#### How to complete this task:
All of the records must be set down again word for word.
== Segment start ==
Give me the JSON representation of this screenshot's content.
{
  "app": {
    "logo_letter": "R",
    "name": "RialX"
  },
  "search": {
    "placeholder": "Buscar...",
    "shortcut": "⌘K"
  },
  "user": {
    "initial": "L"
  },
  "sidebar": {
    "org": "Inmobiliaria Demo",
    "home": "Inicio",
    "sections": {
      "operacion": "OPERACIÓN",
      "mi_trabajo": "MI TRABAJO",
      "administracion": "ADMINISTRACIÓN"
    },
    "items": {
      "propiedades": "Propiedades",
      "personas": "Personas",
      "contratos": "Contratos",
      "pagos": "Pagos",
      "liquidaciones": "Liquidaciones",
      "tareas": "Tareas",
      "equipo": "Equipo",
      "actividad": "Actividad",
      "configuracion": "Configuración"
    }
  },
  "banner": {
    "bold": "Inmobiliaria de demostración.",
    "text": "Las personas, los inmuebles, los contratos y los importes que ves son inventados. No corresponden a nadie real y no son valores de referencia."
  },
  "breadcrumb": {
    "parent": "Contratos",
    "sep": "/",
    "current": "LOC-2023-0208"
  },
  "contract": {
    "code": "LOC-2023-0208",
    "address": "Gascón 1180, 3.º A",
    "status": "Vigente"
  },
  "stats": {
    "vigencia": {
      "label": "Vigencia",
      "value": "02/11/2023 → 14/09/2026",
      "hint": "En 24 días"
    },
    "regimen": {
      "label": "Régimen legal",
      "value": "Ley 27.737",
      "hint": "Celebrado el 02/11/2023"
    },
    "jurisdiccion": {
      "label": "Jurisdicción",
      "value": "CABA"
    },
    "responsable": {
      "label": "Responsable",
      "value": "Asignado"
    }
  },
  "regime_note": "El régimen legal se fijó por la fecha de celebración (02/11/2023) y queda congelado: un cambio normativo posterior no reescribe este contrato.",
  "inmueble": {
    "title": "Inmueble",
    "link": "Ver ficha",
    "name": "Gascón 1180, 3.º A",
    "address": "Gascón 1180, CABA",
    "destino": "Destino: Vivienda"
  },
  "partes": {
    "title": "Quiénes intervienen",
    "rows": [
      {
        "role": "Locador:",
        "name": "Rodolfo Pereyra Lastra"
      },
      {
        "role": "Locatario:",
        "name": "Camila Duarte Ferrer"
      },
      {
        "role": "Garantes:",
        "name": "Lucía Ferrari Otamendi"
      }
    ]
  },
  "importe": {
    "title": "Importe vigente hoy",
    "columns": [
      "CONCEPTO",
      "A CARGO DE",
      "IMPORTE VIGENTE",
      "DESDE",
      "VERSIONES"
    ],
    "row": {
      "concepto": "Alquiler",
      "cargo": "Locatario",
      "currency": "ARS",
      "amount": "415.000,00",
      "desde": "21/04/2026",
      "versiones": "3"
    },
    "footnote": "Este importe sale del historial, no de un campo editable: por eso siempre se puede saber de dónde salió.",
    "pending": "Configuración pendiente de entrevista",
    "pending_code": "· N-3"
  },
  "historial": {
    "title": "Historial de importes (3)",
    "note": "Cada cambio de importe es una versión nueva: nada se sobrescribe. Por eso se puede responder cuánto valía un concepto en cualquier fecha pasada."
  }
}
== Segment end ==
#### Result for this exercise:
Give me the JSON representation of this screenshot's content.
{
  "app": {
    "logo_letter": "R",
    "name": "RialX"
  },
  "search": {
    "placeholder": "Buscar...",
    "shortcut": "⌘K"
  },
  "user": {
    "initial": "L"
  },
  "sidebar": {
    "org": "Inmobiliaria Demo",
    "home": "Inicio",
    "sections": {
      "operacion": "OPERACIÓN",
      "mi_trabajo": "MI TRABAJO",
      "administracion": "ADMINISTRACIÓN"
    },
    "items": {
      "propiedades": "Propiedades",
      "personas": "Personas",
      "contratos": "Contratos",
      "pagos": "Pagos",
      "liquidaciones": "Liquidaciones",
      "tareas": "Tareas",
      "equipo": "Equipo",
      "actividad": "Actividad",
      "configuracion": "Configuración"
    }
  },
  "banner": {
    "bold": "Inmobiliaria de demostración.",
    "text": "Las personas, los inmuebles, los contratos y los importes que ves son inventados. No corresponden a nadie real y no son valores de referencia."
  },
  "breadcrumb": {
    "parent": "Contratos",
    "sep": "/",
    "current": "LOC-2023-0208"
  },
  "contract": {
    "code": "LOC-2023-0208",
    "address": "Gascón 1180, 3.º A",
    "status": "Vigente"
  },
  "stats": {
    "vigencia": {
      "label": "Vigencia",
      "value": "02/11/2023 → 14/09/2026",
      "hint": "En 24 días"
    },
    "regimen": {
      "label": "Régimen legal",
      "value": "Ley 27.737",
      "hint": "Celebrado el 02/11/2023"
    },
    "jurisdiccion": {
      "label": "Jurisdicción",
      "value": "CABA"
    },
    "responsable": {
      "label": "Responsable",
      "value": "Asignado"
    }
  },
  "regime_note": "El régimen legal se fijó por la fecha de celebración (02/11/2023) y queda congelado: un cambio normativo posterior no reescribe este contrato.",
  "inmueble": {
    "title": "Inmueble",
    "link": "Ver ficha",
    "name": "Gascón 1180, 3.º A",
    "address": "Gascón 1180, CABA",
    "destino": "Destino: Vivienda"
  },
  "partes": {
    "title": "Quiénes intervienen",
    "rows": [
      {
        "role": "Locador:",
        "name": "Rodolfo Pereyra Lastra"
      },
      {
        "role": "Locatario:",
        "name": "Camila Duarte Ferrer"
      },
      {
        "role": "Garantes:",
        "name": "Lucía Ferrari Otamendi"
      }
    ]
  },
  "importe": {
    "title": "Importe vigente hoy",
    "columns": [
      "CONCEPTO",
      "A CARGO DE",
      "IMPORTE VIGENTE",
      "DESDE",
      "VERSIONES"
    ],
    "row": {
      "concepto": "Alquiler",
      "cargo": "Locatario",
      "currency": "ARS",
      "amount": "415.000,00",
      "desde": "21/04/2026",
      "versiones": "3"
    },
    "footnote": "Este importe sale del historial, no de un campo editable: por eso siempre se puede saber de dónde salió.",
    "pending": "Configuración pendiente de entrevista",
    "pending_code": "· N-3"
  },
  "historial": {
    "title": "Historial de importes (3)",
    "note": "Cada cambio de importe es una versión nueva: nada se sobrescribe. Por eso se puede responder cuánto valía un concepto en cualquier fecha pasada."
  }
}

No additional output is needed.